[Start of section]

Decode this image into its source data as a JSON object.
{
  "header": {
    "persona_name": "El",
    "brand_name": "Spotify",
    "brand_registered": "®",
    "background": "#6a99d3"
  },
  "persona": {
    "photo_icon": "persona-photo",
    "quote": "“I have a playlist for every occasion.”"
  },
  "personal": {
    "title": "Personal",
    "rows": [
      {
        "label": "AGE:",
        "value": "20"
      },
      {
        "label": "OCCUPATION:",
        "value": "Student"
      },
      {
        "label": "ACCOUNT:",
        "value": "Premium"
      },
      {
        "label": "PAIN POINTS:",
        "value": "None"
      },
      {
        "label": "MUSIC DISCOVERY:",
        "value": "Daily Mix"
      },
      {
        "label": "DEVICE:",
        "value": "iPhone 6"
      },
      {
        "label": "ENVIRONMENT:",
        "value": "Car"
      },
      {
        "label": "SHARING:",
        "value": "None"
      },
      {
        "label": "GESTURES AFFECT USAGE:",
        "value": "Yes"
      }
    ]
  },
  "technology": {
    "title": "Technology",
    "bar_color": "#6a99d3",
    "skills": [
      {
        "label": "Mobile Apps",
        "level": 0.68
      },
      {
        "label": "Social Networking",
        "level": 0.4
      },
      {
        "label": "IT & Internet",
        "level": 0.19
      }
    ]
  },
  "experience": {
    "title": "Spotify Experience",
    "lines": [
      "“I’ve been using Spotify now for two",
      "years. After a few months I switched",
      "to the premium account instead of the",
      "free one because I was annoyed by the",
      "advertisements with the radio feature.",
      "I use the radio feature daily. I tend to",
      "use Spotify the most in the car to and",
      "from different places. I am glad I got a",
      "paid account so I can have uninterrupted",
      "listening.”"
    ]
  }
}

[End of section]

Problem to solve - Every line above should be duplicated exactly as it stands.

Answer for this exercise -
Decode this image into its source data as a JSON object.
{
  "header": {
    "persona_name": "El",
    "brand_name": "Spotify",
    "brand_registered": "®",
    "background": "#6a99d3"
  },
  "persona": {
    "photo_icon": "persona-photo",
    "quote": "“I have a playlist for every occasion.”"
  },
  "personal": {
    "title": "Personal",
    "rows": [
      {
        "label": "AGE:",
        "value": "20"
      },
      {
        "label": "OCCUPATION:",
        "value": "Student"
      },
      {
        "label": "ACCOUNT:",
        "value": "Premium"
      },
      {
        "label": "PAIN POINTS:",
        "value": "None"
      },
      {
        "label": "MUSIC DISCOVERY:",
        "value": "Daily Mix"
      },
      {
        "label": "DEVICE:",
        "value": "iPhone 6"
      },
      {
        "label": "ENVIRONMENT:",
        "value": "Car"
      },
      {
        "label": "SHARING:",
        "value": "None"
      },
      {
        "label": "GESTURES AFFECT USAGE:",
        "value": "Yes"
      }
    ]
  },
  "technology": {
    "title": "Technology",
    "bar_color": "#6a99d3",
    "skills": [
      {
        "label": "Mobile Apps",
        "level": 0.68
      },
      {
        "label": "Social Networking",
        "level": 0.4
      },
      {
        "label": "IT & Internet",
        "level": 0.19
      }
    ]
  },
  "experience": {
    "title": "Spotify Experience",
    "lines": [
      "“I’ve been using Spotify now for two",
      "years. After a few months I switched",
      "to the premium account instead of the",
      "free one because I was annoyed by the",
      "advertisements with the radio feature.",
      "I use the radio feature daily. I tend to",
      "use Spotify the most in the car to and",
      "from different places. I am glad I got a",
      "paid account so I can have uninterrupted",
      "listening.”"
    ]
  }
}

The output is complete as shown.